Much like ISFJs, INFJs strengths lie in their sense of compassion and are drawn to helping people that they care about. Counselors have a strong altruistic streak and an innate ability to know how others are feeling and when they need help. When combined with their creative skillset, this personality can help out others with their imaginative and problem solving skills.
Counselors also have a strong set of principles. INFJs feel their beliefs deeply and will passionately put in the work to help them work towards those beliefs.
ISFJs can be especially humble and they can struggle to stand up for themselves or take credit when it’s due to them. Defenders should take care to not let their own achievements go unnoticed.
Change can be a bit difficult for ISFJs, as this personality values tradition and has quite a conservative outlook on life. Because of this, it can take a lot to change a Defender’s mind. ISFJs also have a tendency to overload themselves, feeling the pressure to help others and having a strong sense of perfectionism.
Perfectionism and burnout are real issues for Counselors. Because of their passion and deeply held beliefs, INFJs often think that nothing less than 110% is needed to contribute towards their principles. However, this work ethic does not have longevity and can leave this personality overworked and focusing on minor flaws.
INFJs can also feel criticism particularly harshly, but this is due to their passion, rather than their sensitivity. When an Counselor believes in their work they can take criticism personally. Much like ISFJs, Counselors can also keep their feelings to themselves, not wanting to burden others and leaving them vulnerable to isolation.
Defenders are excellent contributors to the workforce, thanks in large part to their perfectionism, desire to serve others, and creative but practical ways of thinking. ISFJs don’t need praise to do a job well, seeing the positive effects of their work is motivation enough.
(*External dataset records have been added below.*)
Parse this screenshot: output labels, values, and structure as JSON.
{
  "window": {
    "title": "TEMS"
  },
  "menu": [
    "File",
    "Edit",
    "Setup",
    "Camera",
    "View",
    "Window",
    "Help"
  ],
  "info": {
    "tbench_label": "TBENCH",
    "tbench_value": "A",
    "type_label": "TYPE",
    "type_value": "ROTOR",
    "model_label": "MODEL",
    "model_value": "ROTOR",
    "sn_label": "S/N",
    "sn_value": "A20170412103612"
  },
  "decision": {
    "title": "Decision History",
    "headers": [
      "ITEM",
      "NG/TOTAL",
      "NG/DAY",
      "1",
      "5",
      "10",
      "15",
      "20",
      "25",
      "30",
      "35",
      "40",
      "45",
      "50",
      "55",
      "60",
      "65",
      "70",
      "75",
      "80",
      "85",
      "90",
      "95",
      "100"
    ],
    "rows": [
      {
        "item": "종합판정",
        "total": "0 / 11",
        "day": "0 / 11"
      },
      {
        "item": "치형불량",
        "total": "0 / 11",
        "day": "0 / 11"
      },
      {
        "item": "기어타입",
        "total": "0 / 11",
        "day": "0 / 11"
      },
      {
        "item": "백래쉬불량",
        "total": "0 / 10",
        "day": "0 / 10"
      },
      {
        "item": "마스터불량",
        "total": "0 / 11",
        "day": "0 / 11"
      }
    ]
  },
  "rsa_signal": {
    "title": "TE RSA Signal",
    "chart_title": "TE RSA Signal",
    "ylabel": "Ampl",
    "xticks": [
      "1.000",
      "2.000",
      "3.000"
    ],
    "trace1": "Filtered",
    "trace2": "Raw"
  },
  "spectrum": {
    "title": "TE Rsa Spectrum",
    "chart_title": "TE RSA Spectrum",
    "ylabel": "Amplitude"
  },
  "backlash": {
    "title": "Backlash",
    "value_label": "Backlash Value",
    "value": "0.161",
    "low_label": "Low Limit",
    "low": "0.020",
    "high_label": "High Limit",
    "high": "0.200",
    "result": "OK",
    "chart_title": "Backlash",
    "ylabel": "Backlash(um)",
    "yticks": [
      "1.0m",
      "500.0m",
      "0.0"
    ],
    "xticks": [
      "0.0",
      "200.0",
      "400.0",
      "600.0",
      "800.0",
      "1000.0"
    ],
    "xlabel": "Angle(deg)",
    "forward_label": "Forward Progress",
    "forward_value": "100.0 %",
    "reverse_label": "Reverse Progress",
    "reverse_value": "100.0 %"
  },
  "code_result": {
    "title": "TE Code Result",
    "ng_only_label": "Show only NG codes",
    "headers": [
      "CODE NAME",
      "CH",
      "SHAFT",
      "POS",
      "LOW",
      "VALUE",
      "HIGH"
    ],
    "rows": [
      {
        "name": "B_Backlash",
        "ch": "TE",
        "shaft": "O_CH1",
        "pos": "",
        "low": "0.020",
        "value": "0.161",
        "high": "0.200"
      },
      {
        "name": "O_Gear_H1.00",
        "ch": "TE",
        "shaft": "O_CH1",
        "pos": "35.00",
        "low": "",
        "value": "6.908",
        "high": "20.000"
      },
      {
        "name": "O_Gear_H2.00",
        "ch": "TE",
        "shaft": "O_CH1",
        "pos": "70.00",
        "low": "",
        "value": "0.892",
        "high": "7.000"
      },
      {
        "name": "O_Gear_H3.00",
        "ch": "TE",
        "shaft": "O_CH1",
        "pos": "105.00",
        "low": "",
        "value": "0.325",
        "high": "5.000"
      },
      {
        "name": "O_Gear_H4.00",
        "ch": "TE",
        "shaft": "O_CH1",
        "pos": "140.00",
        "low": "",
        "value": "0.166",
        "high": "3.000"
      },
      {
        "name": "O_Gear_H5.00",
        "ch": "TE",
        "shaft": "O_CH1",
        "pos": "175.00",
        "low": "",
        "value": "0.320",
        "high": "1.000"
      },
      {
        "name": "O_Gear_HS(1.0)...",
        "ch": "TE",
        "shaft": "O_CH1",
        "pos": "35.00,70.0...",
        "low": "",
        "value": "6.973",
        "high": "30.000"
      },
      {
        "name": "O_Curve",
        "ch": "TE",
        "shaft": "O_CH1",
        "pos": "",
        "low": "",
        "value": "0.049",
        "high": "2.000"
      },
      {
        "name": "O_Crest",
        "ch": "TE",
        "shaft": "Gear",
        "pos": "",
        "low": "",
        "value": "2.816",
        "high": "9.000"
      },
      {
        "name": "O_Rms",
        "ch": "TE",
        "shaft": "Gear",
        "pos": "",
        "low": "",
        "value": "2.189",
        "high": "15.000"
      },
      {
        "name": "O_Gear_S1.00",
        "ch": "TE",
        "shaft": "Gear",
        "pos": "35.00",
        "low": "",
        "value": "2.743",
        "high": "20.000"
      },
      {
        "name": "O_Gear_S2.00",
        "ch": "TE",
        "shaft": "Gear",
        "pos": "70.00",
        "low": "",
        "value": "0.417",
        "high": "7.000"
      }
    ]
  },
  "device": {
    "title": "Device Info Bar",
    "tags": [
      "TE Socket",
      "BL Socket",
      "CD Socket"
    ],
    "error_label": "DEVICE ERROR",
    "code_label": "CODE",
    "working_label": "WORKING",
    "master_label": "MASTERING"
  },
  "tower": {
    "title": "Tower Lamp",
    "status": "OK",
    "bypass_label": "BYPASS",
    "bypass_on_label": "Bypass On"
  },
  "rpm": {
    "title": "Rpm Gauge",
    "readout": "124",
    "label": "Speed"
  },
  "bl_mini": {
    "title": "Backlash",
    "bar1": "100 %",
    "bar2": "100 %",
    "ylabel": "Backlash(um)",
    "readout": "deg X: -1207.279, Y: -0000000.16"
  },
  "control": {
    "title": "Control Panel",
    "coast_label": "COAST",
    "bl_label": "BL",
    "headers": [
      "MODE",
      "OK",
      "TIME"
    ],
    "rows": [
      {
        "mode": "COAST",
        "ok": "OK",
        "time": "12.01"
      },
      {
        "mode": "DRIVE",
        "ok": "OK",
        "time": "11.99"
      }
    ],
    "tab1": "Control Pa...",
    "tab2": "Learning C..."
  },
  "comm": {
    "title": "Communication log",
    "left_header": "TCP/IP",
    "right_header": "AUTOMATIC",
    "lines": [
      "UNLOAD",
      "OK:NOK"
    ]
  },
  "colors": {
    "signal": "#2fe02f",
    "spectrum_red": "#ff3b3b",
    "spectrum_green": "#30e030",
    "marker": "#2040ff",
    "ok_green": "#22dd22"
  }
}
Because of their reliability and supportive nature, Defenders do well in roles that involve counseling, support, and advice.
Rules, structure, and hierarchy are no barrier for ISFJs. This personality values tradition, so they can do well within the structured layout of most corporate organizations.
Counselors tend to seek out work that aligns with their principles and allows them to feel like they are making a real difference for others. INFJs can work in almost any area, but meaningful positions that connect with others like social work, counselling, teaching and spiritual work are great fits. Because of their strong ability to communicate, careers where they can express this strength like writing, music and film can be good options for INFJs.
Defenders take a lot of pride and joy out of taking care of their family and loved ones. When in a relationship, ISFJs are loyal and reliable partners who love to spend time at home. However, it can take this personality quite a while to reach that point. Because they are introverted and modest, ISFJs can struggle with putting themselves out there. They’ll do best when meeting people in an environment that they feel comfortable in.
ISFJs aren’t ones to play the field, they take relationships seriously and only like to pursue ones that have the potential for long-term serious love.
Romance is an important part of INFJs, but they won’t just settle for anyone. Counselors have firm ideas of what they want in a match – they are particularly after meaningful and deep connections where they can grow alongside their partner.
When they are in a relationship, INFJs are not one to take it for granted. Warm, passionate and insightful partners, Counselors know how to make their partners feel understood, heard and loved.
The bottom line
Both Defenders and Counselors are great friends to have in life, but these compassionate and altruistic personalities do show some differences. INFJs can be much more determined in reaching goals that fit their ideals. While ISFJs aren’t afraid to put in hard work, they’re a lot more modest and more likely to just quietly go ahead with their altruistic deeds.